According to Perugini, “I think there are some common challenges with respect to impediments to AI, mainly around data access and quality and quantity and type of data. And I think the world is kind of shifting their thinking around this. It used to be that everyone was trying to get the largest data sets. I don’t think it’s like that anymore.
“I think there’s a recognition that you need the right data sets. You need globally scalable data sets. Those data sets need to be representative broadly of the domain in which you’re using AI to solve a particular problem.”
When it comes to AI in healthcare, Perugini highlights the importance of broad data sets across multiple clinical environments with a wide range of patient demographics. Should these data sets not be wide enough, she says, then the AI will need retraining and rebuilding, leading to higher end-user costs.
“So everything that we do as a company is around solving that scalability challenge and getting the right data, which is globally diverse so that we can deliver these products
at scale and low cost,” she says.
In agribusiness, Turner talks to the same challenge using different language. She says, “It’s about how we curate our data sets.” This curation involves varied regions and growing types that are broad and deep enough to ensure that the AI is trained to multiple variables.

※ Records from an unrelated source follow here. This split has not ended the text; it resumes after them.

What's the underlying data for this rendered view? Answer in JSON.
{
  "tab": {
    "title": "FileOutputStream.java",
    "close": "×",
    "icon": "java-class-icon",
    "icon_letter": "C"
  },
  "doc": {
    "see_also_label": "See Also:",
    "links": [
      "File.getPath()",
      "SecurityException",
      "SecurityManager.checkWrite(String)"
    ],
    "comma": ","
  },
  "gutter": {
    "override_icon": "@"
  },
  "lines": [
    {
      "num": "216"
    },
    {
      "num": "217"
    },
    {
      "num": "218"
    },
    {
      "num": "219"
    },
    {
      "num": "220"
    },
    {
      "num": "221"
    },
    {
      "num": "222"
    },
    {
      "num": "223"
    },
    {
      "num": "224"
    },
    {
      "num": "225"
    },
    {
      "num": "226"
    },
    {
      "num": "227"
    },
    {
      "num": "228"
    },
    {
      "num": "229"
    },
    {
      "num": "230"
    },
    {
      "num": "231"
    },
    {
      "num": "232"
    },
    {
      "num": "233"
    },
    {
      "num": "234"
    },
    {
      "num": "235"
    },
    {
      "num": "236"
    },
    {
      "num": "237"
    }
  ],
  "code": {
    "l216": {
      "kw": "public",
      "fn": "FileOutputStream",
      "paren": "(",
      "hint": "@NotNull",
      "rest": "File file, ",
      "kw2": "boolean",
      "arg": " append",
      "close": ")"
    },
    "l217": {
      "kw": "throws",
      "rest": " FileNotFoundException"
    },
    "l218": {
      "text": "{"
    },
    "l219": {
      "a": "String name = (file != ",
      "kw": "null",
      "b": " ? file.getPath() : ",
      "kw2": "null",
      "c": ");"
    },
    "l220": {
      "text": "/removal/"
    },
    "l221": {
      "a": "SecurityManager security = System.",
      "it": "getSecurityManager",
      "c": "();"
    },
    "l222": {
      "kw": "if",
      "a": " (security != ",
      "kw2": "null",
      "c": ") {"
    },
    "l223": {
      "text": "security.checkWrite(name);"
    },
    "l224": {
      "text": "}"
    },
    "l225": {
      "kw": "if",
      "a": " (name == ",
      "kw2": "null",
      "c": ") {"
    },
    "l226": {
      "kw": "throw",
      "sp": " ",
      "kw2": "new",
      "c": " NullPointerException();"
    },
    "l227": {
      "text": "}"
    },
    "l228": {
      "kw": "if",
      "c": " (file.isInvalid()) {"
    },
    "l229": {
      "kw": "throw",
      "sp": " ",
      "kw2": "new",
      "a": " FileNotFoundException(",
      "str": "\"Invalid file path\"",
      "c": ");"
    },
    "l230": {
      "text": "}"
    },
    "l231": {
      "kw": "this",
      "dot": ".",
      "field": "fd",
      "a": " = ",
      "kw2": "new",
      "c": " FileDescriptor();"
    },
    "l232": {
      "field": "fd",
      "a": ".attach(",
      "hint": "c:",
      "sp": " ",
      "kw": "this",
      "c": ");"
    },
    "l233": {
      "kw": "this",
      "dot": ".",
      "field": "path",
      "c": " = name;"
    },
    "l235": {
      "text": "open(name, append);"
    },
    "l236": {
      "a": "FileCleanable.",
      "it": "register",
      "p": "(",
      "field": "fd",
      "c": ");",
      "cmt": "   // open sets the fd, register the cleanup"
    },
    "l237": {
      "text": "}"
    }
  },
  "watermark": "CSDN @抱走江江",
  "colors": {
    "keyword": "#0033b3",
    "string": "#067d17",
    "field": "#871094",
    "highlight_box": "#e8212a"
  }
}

Ethics and AI
One of the key challenges that is facing AI globally is the rise of unethical AI. Rob Sibo, data and analytics Senior Director at the technology consulting firm Slalom Australia told Which-50 that the cognitive biases in the human thinking process are replicated in AI.
“Humans create the machine learning algorithms at the moment and a lot of times we propagate the same biases when we design the algorithms or when we collect the data that trains the algorithms,” says Sibo.
“There’s a lot of biases that get replicated into the machine learning models, which is what concerns me as well, because the model might be perfectly fine, the data might be fine, but the way we frame the problem and the objective is completely skewed. So you just apply a perfectly good model to a skewed problem.”
To mitigate the rise of unethical AI, The Australian Government’s Department of Industry, Science, Energy and Resources developed an AI Ethics Framework, which it claims helps to achieve better outcomes, reduce risk and encourage good governance.
According to Perugini, who helped to develop the framework, it is reminiscent of Australia’s strict regulatory framework for healthcare.
“I think it’s a very structured and strong way to manage risk around how many people are you going to impact with this AI, what is the outcomes of kind of getting it wrong and how do we therefore mitigate those risks or ensure that the right data has been utilised or that testing has been done to protect the consumers that we are serving,” she says.
The Future Of AI
“AI will be in every industry in some way,” says Gordon, and “AI will impact every aspect of our lives.”
AI is set to become even more integrated into our lives than it already is, and according to Turner, so much so that we won’t even know it is there.
Looking to the future, Gordon sees human collaboration with AI to be the next big step where AI can play a supervising role, as well as automating manual tasks is set to increase.
The integration between AI and robotics, according to Turner, will be one of the greatest drivers of efficiency where the AI can act as the “brain and the vision” to the robot’s physical counterpart.
“I think quantum computing is going to help accelerate the growth so we can eventually get to General AI, which is a fair way off where your AI can do multiple things at once,
“More these kind of futuristic AI robots that you hear of. I think we’ll get there, but we’re a fair way off from that.”